The UM System Board of Curators met Friday by conference call to discuss the recommendations of the UM Presidential Search Advisory Committee on who should become the next system president.
Members of the advisory committee met on Tuesday and Wednesday to interview three candidates. The 19-member committee was created to advise curators in their search to replace Elson Floyd, who has left UM to lead Washington State University.
“The curators appreciated the feedback and wanted to discuss that,” UM System spokesman Scott Charton said.
Chairman Frank Schmidt said the advisory committee held 90-minute interviews with each of the three candidates before making individual recommendations that were submitted to the curators, who will make the final decision.
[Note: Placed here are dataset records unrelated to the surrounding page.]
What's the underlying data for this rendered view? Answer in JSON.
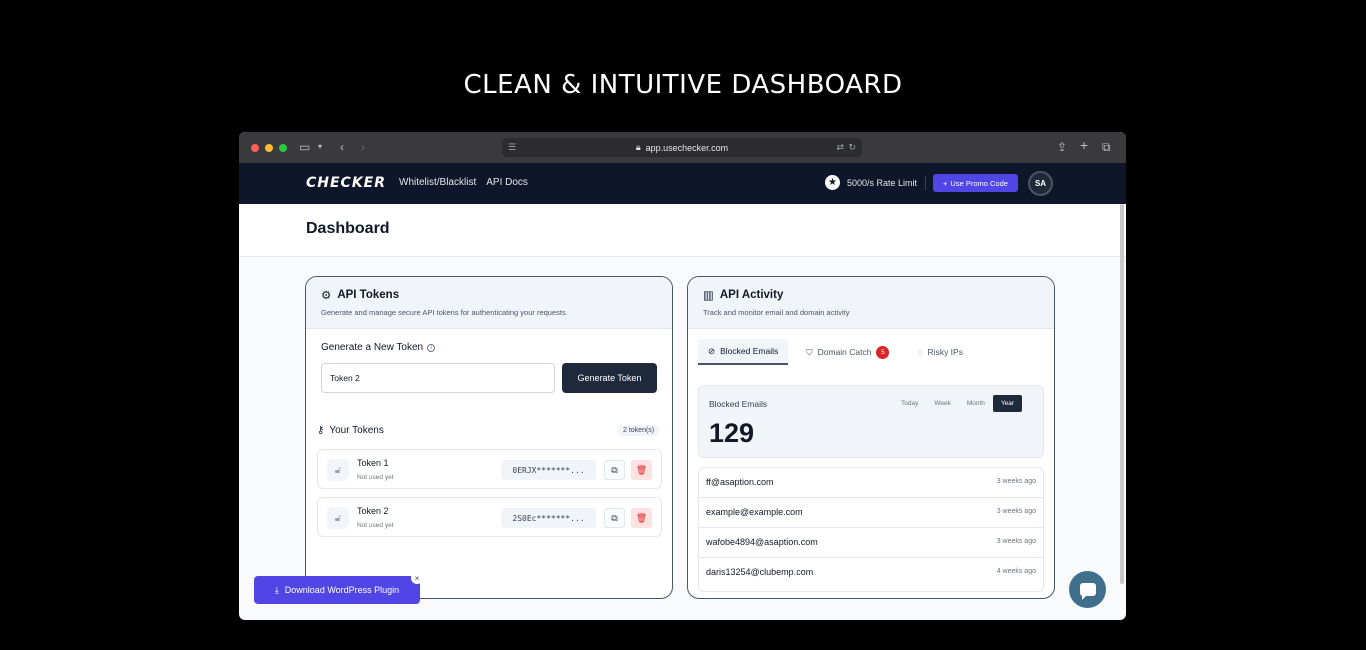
{
  "headline": "CLEAN & INTUITIVE DASHBOARD",
  "browser": {
    "url": "app.usechecker.com",
    "colors": {
      "close": "#ff5f57",
      "minimize": "#febc2e",
      "zoom": "#28c840"
    }
  },
  "nav": {
    "logo": "CHECKER",
    "links": [
      "Whitelist/Blacklist",
      "API Docs"
    ],
    "rate_limit": "5000/s Rate Limit",
    "promo_label": "Use Promo Code",
    "avatar_initials": "SA"
  },
  "page": {
    "title": "Dashboard"
  },
  "api_tokens": {
    "title": "API Tokens",
    "subtitle": "Generate and manage secure API tokens for authenticating your requests",
    "generate_label": "Generate a New Token",
    "input_value": "Token 2",
    "generate_button": "Generate Token",
    "your_tokens_label": "Your Tokens",
    "count": "2 token(s)",
    "tokens": [
      {
        "name": "Token 1",
        "status": "Not used yet",
        "key": "0ERJX*******..."
      },
      {
        "name": "Token 2",
        "status": "Not used yet",
        "key": "2S0Ec*******..."
      }
    ]
  },
  "api_activity": {
    "title": "API Activity",
    "subtitle": "Track and monitor email and domain activity",
    "tabs": [
      {
        "label": "Blocked Emails"
      },
      {
        "label": "Domain Catch",
        "badge": "5"
      },
      {
        "label": "Risky IPs"
      }
    ],
    "stats": {
      "label": "Blocked Emails",
      "value": "129"
    },
    "ranges": [
      "Today",
      "Week",
      "Month",
      "Year"
    ],
    "selected_range": "Year",
    "entries": [
      {
        "email": "ff@asaption.com",
        "time": "3 weeks ago"
      },
      {
        "email": "example@example.com",
        "time": "3 weeks ago"
      },
      {
        "email": "wafobe4894@asaption.com",
        "time": "3 weeks ago"
      },
      {
        "email": "daris13254@clubemp.com",
        "time": "4 weeks ago"
      }
    ]
  },
  "wordpress": {
    "label": "Download WordPress Plugin"
  },
  "colors": {
    "accent": "#5046e5",
    "navy": "#0f1629",
    "danger": "#dc2626"
  }
}
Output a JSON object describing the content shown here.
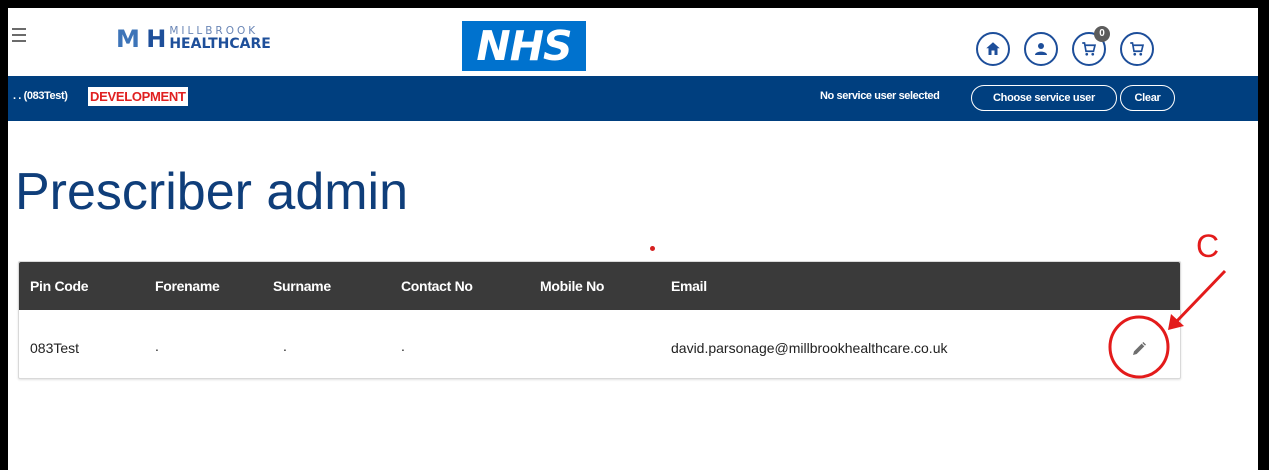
{
  "header": {
    "logo": {
      "mark": "MH",
      "line1": "MILLBROOK",
      "line2": "HEALTHCARE"
    },
    "nhs_logo": "NHS",
    "icons": [
      "menu-icon",
      "home-icon",
      "user-icon",
      "cart-icon",
      "cart-icon"
    ],
    "cart_count": "0"
  },
  "service_bar": {
    "user_code": ". . (083Test)",
    "environment": "DEVELOPMENT",
    "status": "No service user selected",
    "choose_label": "Choose service user",
    "clear_label": "Clear"
  },
  "page": {
    "title": "Prescriber admin"
  },
  "table": {
    "headers": [
      "Pin Code",
      "Forename",
      "Surname",
      "Contact No",
      "Mobile No",
      "Email"
    ],
    "rows": [
      {
        "pin": "083Test",
        "forename": ".",
        "surname": ".",
        "contact": ".",
        "mobile": "",
        "email": "david.parsonage@millbrookhealthcare.co.uk",
        "action_icon": "pencil-icon"
      }
    ]
  },
  "annotation": {
    "label": "C",
    "color": "#e31b1b"
  },
  "colors": {
    "brand_blue": "#003f7f",
    "nhs_blue": "#0072ce",
    "title_blue": "#0f3e7a",
    "header_dark": "#3a3a3a",
    "env_red": "#e02020"
  }
}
“The procedure was different than just making a (group) recommendation,” Schmidt said. “We did not rank the candidates and were asked not to rank the candidates.”
Schmidt said he did not know which candidate the Board of Curators favored. One of the candidates is U.S. Rep. Kenny Hulshof, who confirmed Wednesday that he was interviewed by committee members.
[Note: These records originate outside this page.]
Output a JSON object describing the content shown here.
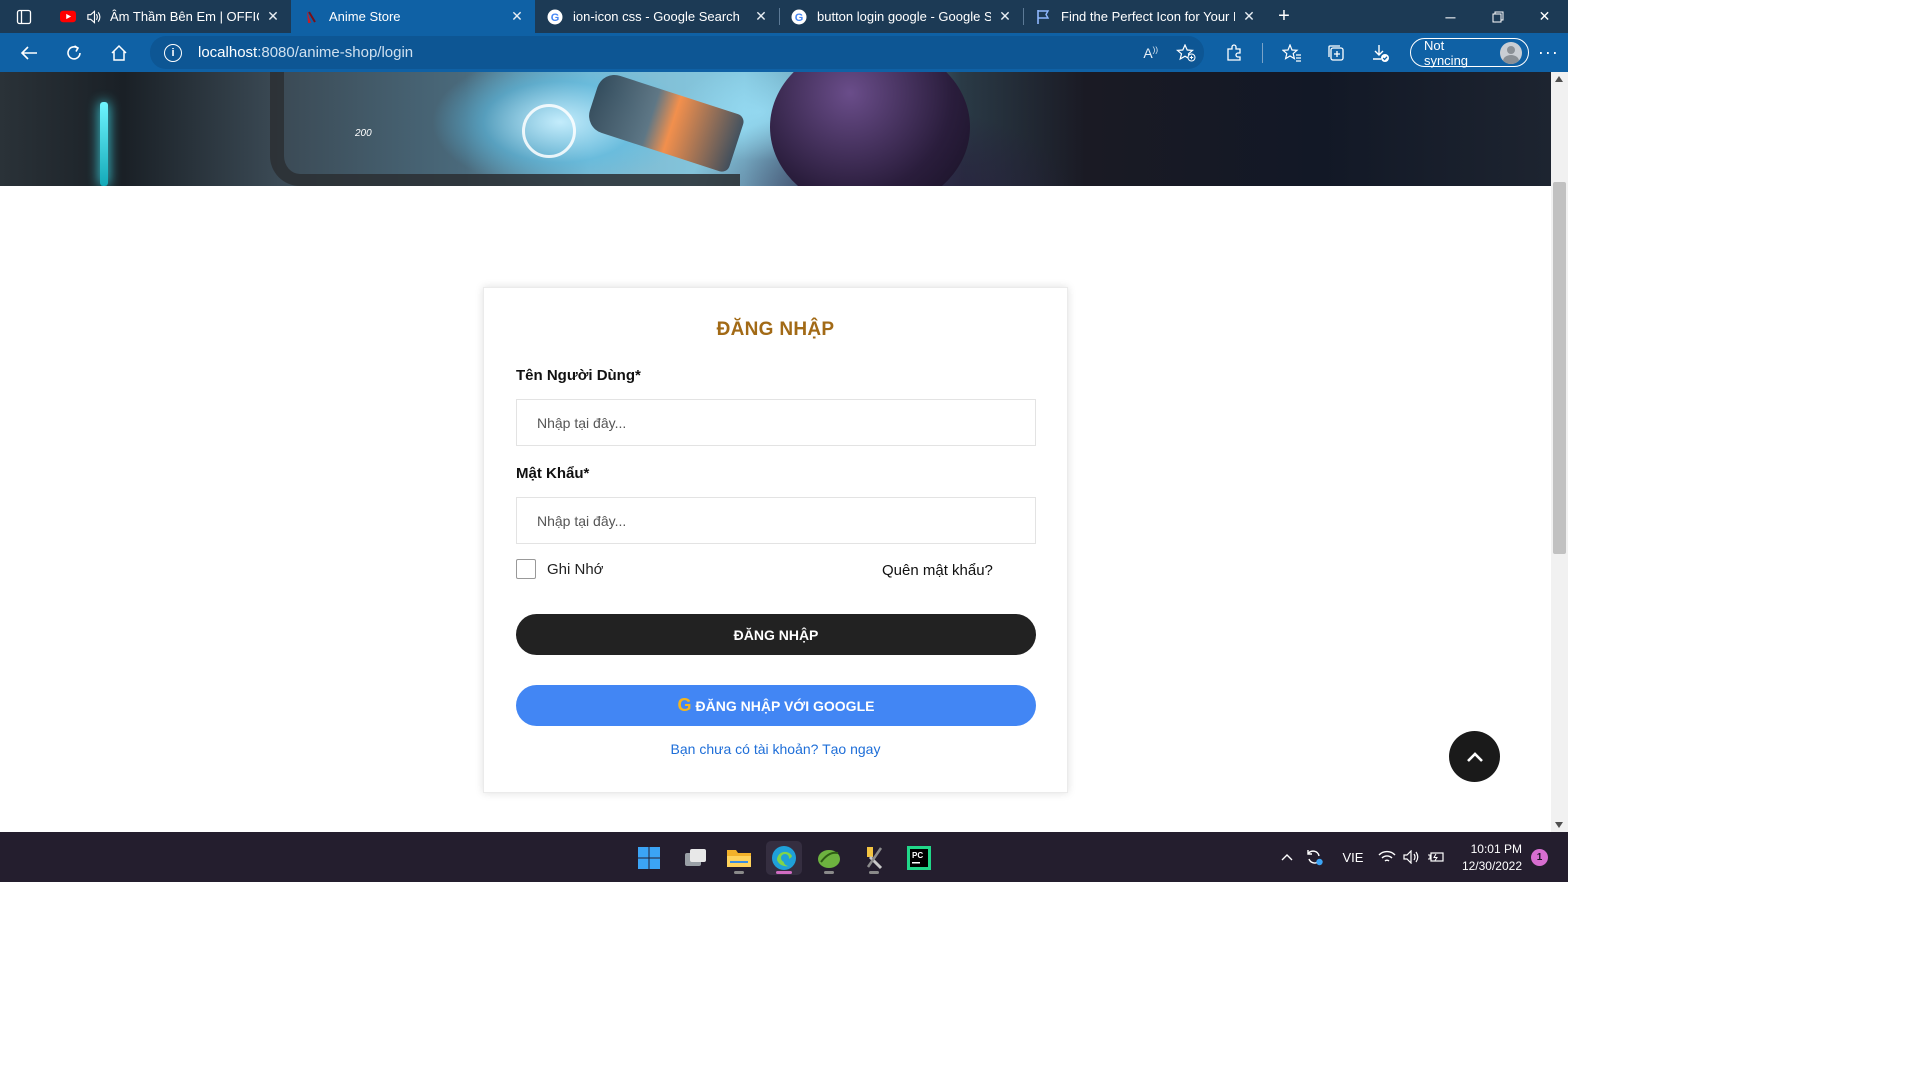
{
  "browser": {
    "tabs": [
      {
        "title": "Âm Thầm Bên Em | OFFICIAL",
        "favicon": "youtube-icon",
        "audio": true
      },
      {
        "title": "Anime Store",
        "favicon": "anime-store-icon",
        "active": true
      },
      {
        "title": "ion-icon css - Google Search",
        "favicon": "google-icon"
      },
      {
        "title": "button login google - Google Search",
        "favicon": "google-icon"
      },
      {
        "title": "Find the Perfect Icon for Your Project",
        "favicon": "flag-icon"
      }
    ],
    "url_host": "localhost",
    "url_path": ":8080/anime-shop/login",
    "sync_label": "Not syncing",
    "accent": "#0f61a5",
    "tabstrip_color": "#1c3a55"
  },
  "page": {
    "title": "ĐĂNG NHẬP",
    "username_label": "Tên Người Dùng*",
    "username_placeholder": "Nhập tại đây...",
    "password_label": "Mật Khẩu*",
    "password_placeholder": "Nhập tại đây...",
    "remember_label": "Ghi Nhớ",
    "forgot_label": "Quên mật khẩu?",
    "login_button": "ĐĂNG NHẬP",
    "google_icon_glyph": "G",
    "google_button": "ĐĂNG NHẬP VỚI GOOGLE",
    "signup_link": "Bạn chưa có tài khoản? Tạo ngay",
    "hero_hud_text": "200",
    "colors": {
      "title": "#a26a16",
      "login_button": "#222222",
      "google_button": "#4286f4",
      "link": "#1e6ed8"
    }
  },
  "taskbar": {
    "apps": [
      "windows-start-icon",
      "task-view-icon",
      "file-explorer-icon",
      "edge-icon",
      "spring-tool-icon",
      "tools-icon",
      "pycharm-icon"
    ],
    "language": "VIE",
    "time": "10:01 PM",
    "date": "12/30/2022",
    "notification_count": "1"
  }
}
As in most of the search proceedings, Friday’s conference call was held in closed session. Curator Bo Fraser of Columbia participated in the 50-minute call at University Hall. Charton said curators have no timetable for announcing their selection to replace Floyd.
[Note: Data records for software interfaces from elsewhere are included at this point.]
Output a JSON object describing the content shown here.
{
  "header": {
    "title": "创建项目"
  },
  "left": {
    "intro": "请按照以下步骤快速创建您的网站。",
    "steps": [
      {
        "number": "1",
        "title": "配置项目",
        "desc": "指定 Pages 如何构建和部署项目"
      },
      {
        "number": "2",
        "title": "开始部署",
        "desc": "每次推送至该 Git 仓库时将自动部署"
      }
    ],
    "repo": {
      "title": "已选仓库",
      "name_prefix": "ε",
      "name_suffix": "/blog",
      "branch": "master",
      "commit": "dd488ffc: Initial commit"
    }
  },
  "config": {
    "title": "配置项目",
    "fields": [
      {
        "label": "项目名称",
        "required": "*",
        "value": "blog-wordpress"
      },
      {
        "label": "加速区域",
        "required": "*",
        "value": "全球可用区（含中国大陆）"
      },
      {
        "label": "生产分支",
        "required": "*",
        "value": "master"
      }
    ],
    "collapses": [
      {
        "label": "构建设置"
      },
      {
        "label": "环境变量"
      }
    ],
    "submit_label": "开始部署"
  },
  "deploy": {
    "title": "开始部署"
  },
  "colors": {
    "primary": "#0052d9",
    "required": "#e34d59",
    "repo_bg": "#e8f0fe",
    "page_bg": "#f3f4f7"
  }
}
“It is the wish of the curators that this process be confidential, and we are trying to honor that,” he said.
News that Hulshof was interviewed by the committee drew mixed responses from some within the university community. Rex Campbell, the MU Faculty Council chairman, said he could see advantages and disadvantages to having a politician as the UM System president.
“He is a practicing politician who is a conservative Republican who can operate well with the state legislature and the Missouri governor,” he said. “If he’s trying to tell the academic world how to operate, that’s a major problem.”
John Lichtenegger, a former president of the Board of Curators who has been critical of the current board, said he has no problem with a politician leading the UM system, as long as he or she remains fiercely independent. Lichtenegger said that because the tenures of university presidents tend to be short — averaging 5 to 7 years — choosing someone who is familiar with the system is important. “Folks down here talked about someone with familiarity with the Missouri system,” said Lichtenegger, who practices law in Jackson. “About the time they register in the retirement system, they’re off to their next job.”
Charton said he did not know if all three candidates were still in the running for the position and declined to say whether curators have begun negotiations with any of the candidates. The board is scheduled to meet in Columbia for its regularly scheduled meeting next Thursday and Friday.
“The board members therefore will all be together,” Charton said. “It is very possible they will have a discussion about the presidential leadership at that point.”